Editor's note: Each year, United Methodist Bishop Woodie W. White writes a "birthday letter" to the Rev. Martin Luther King Jr. about the progress of racial equality in the United States. White was the first chief executive of the United Methodist Commission on Religion and Race.
By Bishop Woodie W. White*
I write this year as we will observe the 50th anniversary of your "I Have a Dream" speech given at the historic March on Washington, Aug. 28, 1963.
It is hard to believe it was 50 years ago. I remember being on one of the many buses that left Detroit for the all-night ride to our nation's capital. Sharing a seat was a fellow Methodist minister and Boston University schoolmate, who sadly died only a few days ago. He was committed to the cause of racial justice, like so many of the thousands of whites, from every walk of life, who were a part of the March.
We arrived as dawn was breaking. The streets were deserted and quiet but for the line of buses like ours filled with people coming from every part of the nation. Our bus and several others were directed to a local church, where we were served breakfast. The air was filled with expectation and excitement.
As the day moved on, the National Mall began to fill with thousands of people. I recall the crowd being one of the most multiracial and interfaith gatherings I have ever witnessed. A multiplicity of organizations was represented, with their members carrying signs of their group and particular concern.
Many clergy were easily identified, as Protestants and Roman Catholics alike wore clerical collars. But there were those of other faith groups as well. Among the crowd could be heard many accents and languages. It was a modern-day Pentecost!
The scene became a festive occasion with complete strangers quickly developing easy friendships. It seemed clear to us that this was no ordinary public demonstration; in fact, it was soon recorded as the largest such gathering ever assembled in Washington. Yet at first, none of us had any idea how historic an event it would turn out to be. And, of course, no one anticipated hearing a speech that would be considered one of the most important delivered in the 20th century!
Martin, I remember that it was midafternoon when you stepped to the podium to address us. We had already heard mini-sermons and speeches of every description. We had been entertained, inspired, encouraged and challenged. But when you began to speak, something happened. You took that mass of humanity to another level. It was Church!
And yet, it was even more. Somehow your words concretized the vision of a movement for racial justice and equality and made more real the ideal of a nation and the hope of a people. You painted a picture of your dream for America — and the more than 200,000 of us there realized that it was our dream as well!

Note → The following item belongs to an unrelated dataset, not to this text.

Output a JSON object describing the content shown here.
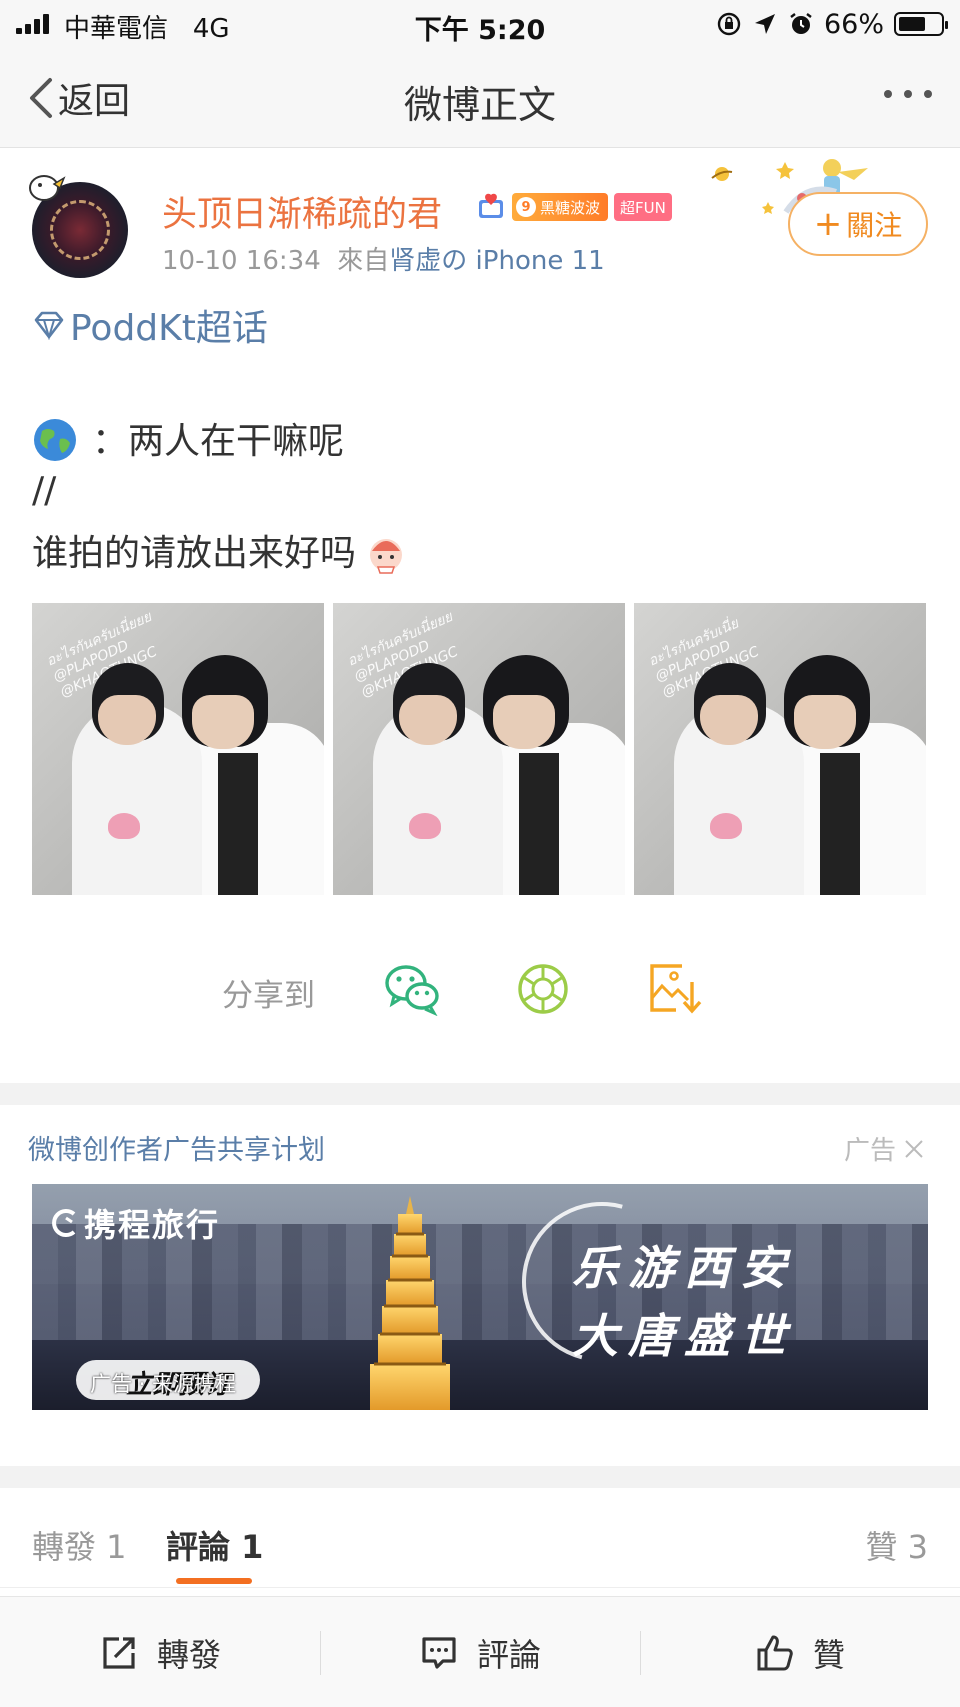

Martin, on that day, you began to melt a nation's heart. You made clearer a moral imperative that was not just your own but, as you said, was "deeply rooted in the American dream." It was a dream of hope. It was a call to action. It was a recognition that racial segregation and discrimination as a way of life was antithetical to American democracy.
What a day. What a speech. What a dream. Fifty years ago! And this year we will remember that historic moment.
Martin, this past year has been on the one hand a time of accomplishment, as we watch the nation moving closer to a full realization of "The Dream." On the other hand, we have also heard ugly, mean-spirited, racist rhetoric that harkens back to days that many had believed were long since gone. Racial prejudice dies hard.
Martin, you were fond of saying, "No lie can live forever." But what I have observed is that a lie can live a long, long, long time! The black/white narrative in North American history and life is more than 400 years old, older than the nation itself. Black people have been variously defined as subhuman, property, three-fifths of a person, and more recently, as "other." That is, not "real Americans." This narrative is born of the assumption that black people and other people of color are innately inferior, that their very being is not equal to that of a white person. It is the old American narrative that has been proved to be what it has always been: a lie.
However, a new American narrative is emerging. Millions of Americans of all races, ethnicities and religions are writing this new narrative. Martin, your "dream" is becoming, and in many ways has become, a reality. There are those who live this reality every day; indeed, some are young enough that they have never known anything else.
But not everywhere, and not everyone. Sadly, there are those who refuse to accept the new American narrative. They are stuck in the old one, heart and mind! Some make attempts to take us back — though they can never return us to a place that is no more. So, there is still much work to do. We must find a way to love them into the new American narrative.
Your dream continues to be a fitting vision of an American future. This year we will be reminded, as we remember your words thundered out across a sea of humanity 50 years ago. A dream not only "deeply rooted in the American dream," but in the will of God at creation.
Happy birthday, Martin.
P.S. I almost forgot. President Barack Obama was elected to a second term! Time Magazine named him Person of the Year, noting, "In 2012, he found and forged a new majority, turned weakness into opportunity and sought, amid great adversity, to create a more perfect union." Coincidentally, President Obama's inauguration will be on Monday, Jan. 21 — the same day as this year's observance of the federal holiday marking your birthday. And, finally, in 2013, we celebrate the 150th anniversary of the Emancipation Proclamation, signed by President Abraham Lincoln, ending slavery in the United States of America, Jan. 1, 1863!
Past Letters to Martin
*Retired Bishop White is bishop-in-residence at Emory University's Candler School of Theology in Atlanta.